On the face of it, Journey is an uncommonly cute movie. The concept of multiple storylines heading towards one ending is something that lends itself to much creativity, and there have been filmmakers who've done this with successful results (refer to Vedam).
However, Journey has a flaw, and it is that it is a kind of tragedy. This speaks for the strange compulsion that several story-tellers seem to have - to infuse perfectly happy stories with a feeling of doom.
The plot is one that moves back and forth from the present. A bus journey is underway, and several characters are introduced, each with a destination/home (in a larger-picture sort of way) to go to.

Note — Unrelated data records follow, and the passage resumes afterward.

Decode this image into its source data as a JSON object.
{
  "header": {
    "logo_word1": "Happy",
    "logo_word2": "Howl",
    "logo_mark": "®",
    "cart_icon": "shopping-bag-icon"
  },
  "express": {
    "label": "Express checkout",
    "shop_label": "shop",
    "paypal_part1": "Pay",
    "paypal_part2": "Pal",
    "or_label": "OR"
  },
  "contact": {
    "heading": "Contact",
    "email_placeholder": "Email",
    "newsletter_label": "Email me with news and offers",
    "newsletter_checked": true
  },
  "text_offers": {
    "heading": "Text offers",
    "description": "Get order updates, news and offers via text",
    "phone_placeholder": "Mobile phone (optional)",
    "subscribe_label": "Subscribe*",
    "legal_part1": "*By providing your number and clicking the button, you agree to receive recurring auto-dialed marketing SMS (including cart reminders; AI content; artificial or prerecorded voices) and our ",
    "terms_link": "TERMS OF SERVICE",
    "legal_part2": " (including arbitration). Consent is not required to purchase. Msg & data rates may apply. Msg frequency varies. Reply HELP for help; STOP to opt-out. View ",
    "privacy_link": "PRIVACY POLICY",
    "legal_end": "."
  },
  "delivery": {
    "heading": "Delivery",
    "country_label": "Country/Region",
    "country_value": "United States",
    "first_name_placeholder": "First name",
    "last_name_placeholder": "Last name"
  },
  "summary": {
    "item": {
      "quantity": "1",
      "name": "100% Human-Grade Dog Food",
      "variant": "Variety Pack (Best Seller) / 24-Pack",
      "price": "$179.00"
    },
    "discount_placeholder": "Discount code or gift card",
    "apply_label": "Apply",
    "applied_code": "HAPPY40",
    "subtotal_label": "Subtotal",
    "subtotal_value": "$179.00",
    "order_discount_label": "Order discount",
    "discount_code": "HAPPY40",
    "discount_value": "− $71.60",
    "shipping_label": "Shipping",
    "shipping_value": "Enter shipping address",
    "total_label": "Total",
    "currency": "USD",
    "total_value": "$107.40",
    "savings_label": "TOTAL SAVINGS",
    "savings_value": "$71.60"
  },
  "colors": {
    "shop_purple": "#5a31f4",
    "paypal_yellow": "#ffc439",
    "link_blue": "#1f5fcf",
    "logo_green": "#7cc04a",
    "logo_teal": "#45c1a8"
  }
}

However, Journey is essentially about just 2 of these stories. One of them is about Amrutha (Ananya), a meek Vijayawada girl who had once come to Hyderabad for an interview. Amrutha is so frightened that she doesn't hesitate to accept help from a total stranger (played with consummate brilliance by Sharwanand), to guide her around. The stranger is reluctant, but can't say no, and they end up spending a whole day together.
The other love story is between Krishnakanth (Jai) and Madhumati (Anjali), a couple representative of young, small-town (south) India - before the 2 got together, the guy looked out for her from his terrace every morning for several months.
The movie also flits onto a couple of other brief romances in the bus - including a budding romance between two engineering students.
Characters are shaped expertly, and the fun is in how real every one them is. They're all suitably endearing, and the narrative is crystal-clear. The plot is also devoid of any sort of filmi pretence.
This is the slice-of-life approach that the cast and crew breathe throughout the film. Top credits are due to Sharwanand and Anjali, both playing halves of two different couples. Sharwanand plays the regular urbane youngster exasperated by Amrutha's small-town sensibilities, and Amrutha herself comes across as sweet and innocent - and slowly, your cockles are warmed as you realize that these 2 are perfect foils for each other.
Anjali, meanwhile, plays a sour character who is not very likeable - she is cut-and-dry in the "courtship" phase with Krishna - but spend time with her, and you'd be compelled to applaud her strength of character. The scene in which she throws an abrupt, curt "ok-i-love-you" at Krishna certainly got audiences laughing and clapping (thanks to how adeptly the writing built up the plot until this scene). Jai is good as well.
The makers have tried customizing sign-boards and other things as far as was possible, but don't succeed entirely. Besides, like in all Tamil-dubbed movies, the accent and the intonation of the dubbing artistes are too Tamilian.
There's good music, though, and the visuals are well-shot. Don't get us wrong: this is a well-crafted, charming and entertaining journey. We're only disappointed it doesn't go all the way to heaven.